_What is expected_: Repeat each line of the material below exactly.

_The data_:

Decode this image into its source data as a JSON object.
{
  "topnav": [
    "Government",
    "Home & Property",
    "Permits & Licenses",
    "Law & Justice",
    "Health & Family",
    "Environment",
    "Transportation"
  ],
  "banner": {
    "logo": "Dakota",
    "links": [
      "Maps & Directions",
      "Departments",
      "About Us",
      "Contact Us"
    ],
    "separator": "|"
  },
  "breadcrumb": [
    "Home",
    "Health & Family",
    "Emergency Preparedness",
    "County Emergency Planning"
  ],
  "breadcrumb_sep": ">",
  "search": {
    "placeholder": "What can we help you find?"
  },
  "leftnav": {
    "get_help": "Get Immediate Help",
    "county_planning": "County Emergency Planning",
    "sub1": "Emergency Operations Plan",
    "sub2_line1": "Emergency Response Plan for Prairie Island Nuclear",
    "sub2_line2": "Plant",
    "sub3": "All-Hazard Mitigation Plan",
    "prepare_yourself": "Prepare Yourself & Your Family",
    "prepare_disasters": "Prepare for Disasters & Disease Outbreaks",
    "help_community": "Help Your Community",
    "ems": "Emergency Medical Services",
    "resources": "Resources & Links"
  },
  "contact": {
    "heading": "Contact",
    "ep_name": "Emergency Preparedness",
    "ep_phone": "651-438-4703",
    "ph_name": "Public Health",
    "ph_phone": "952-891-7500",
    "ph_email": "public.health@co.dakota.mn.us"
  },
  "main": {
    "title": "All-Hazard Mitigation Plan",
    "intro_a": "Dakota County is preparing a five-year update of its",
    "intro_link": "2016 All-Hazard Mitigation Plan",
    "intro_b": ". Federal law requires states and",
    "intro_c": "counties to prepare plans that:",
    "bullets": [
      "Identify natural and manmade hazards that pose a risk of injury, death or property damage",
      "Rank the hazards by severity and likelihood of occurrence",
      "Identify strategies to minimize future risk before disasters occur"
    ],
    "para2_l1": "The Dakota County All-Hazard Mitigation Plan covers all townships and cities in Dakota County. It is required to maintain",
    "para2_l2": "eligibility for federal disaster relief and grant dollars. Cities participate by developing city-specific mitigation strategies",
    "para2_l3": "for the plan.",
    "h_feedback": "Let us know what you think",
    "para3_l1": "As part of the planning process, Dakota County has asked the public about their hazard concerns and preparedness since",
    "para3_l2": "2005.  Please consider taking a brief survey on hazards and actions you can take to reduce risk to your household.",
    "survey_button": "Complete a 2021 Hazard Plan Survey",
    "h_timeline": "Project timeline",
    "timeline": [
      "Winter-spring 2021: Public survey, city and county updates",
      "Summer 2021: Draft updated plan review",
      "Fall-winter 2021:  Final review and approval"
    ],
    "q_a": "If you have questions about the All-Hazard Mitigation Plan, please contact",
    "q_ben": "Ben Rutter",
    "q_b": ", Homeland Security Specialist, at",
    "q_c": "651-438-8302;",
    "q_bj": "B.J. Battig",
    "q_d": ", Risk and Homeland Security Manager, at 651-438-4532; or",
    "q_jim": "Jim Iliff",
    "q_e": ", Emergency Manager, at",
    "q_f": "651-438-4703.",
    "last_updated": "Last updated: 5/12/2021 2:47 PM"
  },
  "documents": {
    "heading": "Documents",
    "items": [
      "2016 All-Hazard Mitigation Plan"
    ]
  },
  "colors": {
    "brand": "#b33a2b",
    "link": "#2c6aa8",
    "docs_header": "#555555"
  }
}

_Problem solution_:
Decode this image into its source data as a JSON object.
{
  "topnav": [
    "Government",
    "Home & Property",
    "Permits & Licenses",
    "Law & Justice",
    "Health & Family",
    "Environment",
    "Transportation"
  ],
  "banner": {
    "logo": "Dakota",
    "links": [
      "Maps & Directions",
      "Departments",
      "About Us",
      "Contact Us"
    ],
    "separator": "|"
  },
  "breadcrumb": [
    "Home",
    "Health & Family",
    "Emergency Preparedness",
    "County Emergency Planning"
  ],
  "breadcrumb_sep": ">",
  "search": {
    "placeholder": "What can we help you find?"
  },
  "leftnav": {
    "get_help": "Get Immediate Help",
    "county_planning": "County Emergency Planning",
    "sub1": "Emergency Operations Plan",
    "sub2_line1": "Emergency Response Plan for Prairie Island Nuclear",
    "sub2_line2": "Plant",
    "sub3": "All-Hazard Mitigation Plan",
    "prepare_yourself": "Prepare Yourself & Your Family",
    "prepare_disasters": "Prepare for Disasters & Disease Outbreaks",
    "help_community": "Help Your Community",
    "ems": "Emergency Medical Services",
    "resources": "Resources & Links"
  },
  "contact": {
    "heading": "Contact",
    "ep_name": "Emergency Preparedness",
    "ep_phone": "651-438-4703",
    "ph_name": "Public Health",
    "ph_phone": "952-891-7500",
    "ph_email": "public.health@co.dakota.mn.us"
  },
  "main": {
    "title": "All-Hazard Mitigation Plan",
    "intro_a": "Dakota County is preparing a five-year update of its",
    "intro_link": "2016 All-Hazard Mitigation Plan",
    "intro_b": ". Federal law requires states and",
    "intro_c": "counties to prepare plans that:",
    "bullets": [
      "Identify natural and manmade hazards that pose a risk of injury, death or property damage",
      "Rank the hazards by severity and likelihood of occurrence",
      "Identify strategies to minimize future risk before disasters occur"
    ],
    "para2_l1": "The Dakota County All-Hazard Mitigation Plan covers all townships and cities in Dakota County. It is required to maintain",
    "para2_l2": "eligibility for federal disaster relief and grant dollars. Cities participate by developing city-specific mitigation strategies",
    "para2_l3": "for the plan.",
    "h_feedback": "Let us know what you think",
    "para3_l1": "As part of the planning process, Dakota County has asked the public about their hazard concerns and preparedness since",
    "para3_l2": "2005.  Please consider taking a brief survey on hazards and actions you can take to reduce risk to your household.",
    "survey_button": "Complete a 2021 Hazard Plan Survey",
    "h_timeline": "Project timeline",
    "timeline": [
      "Winter-spring 2021: Public survey, city and county updates",
      "Summer 2021: Draft updated plan review",
      "Fall-winter 2021:  Final review and approval"
    ],
    "q_a": "If you have questions about the All-Hazard Mitigation Plan, please contact",
    "q_ben": "Ben Rutter",
    "q_b": ", Homeland Security Specialist, at",
    "q_c": "651-438-8302;",
    "q_bj": "B.J. Battig",
    "q_d": ", Risk and Homeland Security Manager, at 651-438-4532; or",
    "q_jim": "Jim Iliff",
    "q_e": ", Emergency Manager, at",
    "q_f": "651-438-4703.",
    "last_updated": "Last updated: 5/12/2021 2:47 PM"
  },
  "documents": {
    "heading": "Documents",
    "items": [
      "2016 All-Hazard Mitigation Plan"
    ]
  },
  "colors": {
    "brand": "#b33a2b",
    "link": "#2c6aa8",
    "docs_header": "#555555"
  }
}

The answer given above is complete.